(Data about app and page elements)
__________
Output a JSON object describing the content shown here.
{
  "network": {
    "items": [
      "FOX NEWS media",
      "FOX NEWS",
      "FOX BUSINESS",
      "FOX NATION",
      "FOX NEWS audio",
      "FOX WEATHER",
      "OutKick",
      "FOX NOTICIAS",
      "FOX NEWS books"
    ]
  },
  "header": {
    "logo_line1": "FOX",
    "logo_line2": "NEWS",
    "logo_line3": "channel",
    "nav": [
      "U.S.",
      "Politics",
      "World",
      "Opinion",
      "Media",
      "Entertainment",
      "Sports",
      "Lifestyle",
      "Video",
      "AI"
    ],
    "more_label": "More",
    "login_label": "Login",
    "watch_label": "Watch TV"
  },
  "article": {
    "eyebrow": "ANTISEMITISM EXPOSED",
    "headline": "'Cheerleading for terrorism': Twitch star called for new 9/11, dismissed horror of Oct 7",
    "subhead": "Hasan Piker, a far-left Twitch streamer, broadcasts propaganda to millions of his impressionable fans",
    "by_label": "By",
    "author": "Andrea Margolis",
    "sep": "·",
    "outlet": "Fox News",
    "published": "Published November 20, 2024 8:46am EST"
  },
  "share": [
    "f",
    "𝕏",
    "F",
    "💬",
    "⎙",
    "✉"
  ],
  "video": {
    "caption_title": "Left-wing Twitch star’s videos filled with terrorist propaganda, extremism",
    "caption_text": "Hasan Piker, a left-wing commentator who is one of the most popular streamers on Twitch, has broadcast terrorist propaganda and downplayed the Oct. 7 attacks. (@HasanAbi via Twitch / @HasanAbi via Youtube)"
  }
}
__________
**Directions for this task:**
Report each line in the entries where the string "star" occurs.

**Exercise response:**
    "headline": "'Cheerleading for terrorism': Twitch star called for new 9/11, dismissed horror of Oct 7",
    "caption_title": "Left-wing Twitch star’s videos filled with terrorist propaganda, extremism",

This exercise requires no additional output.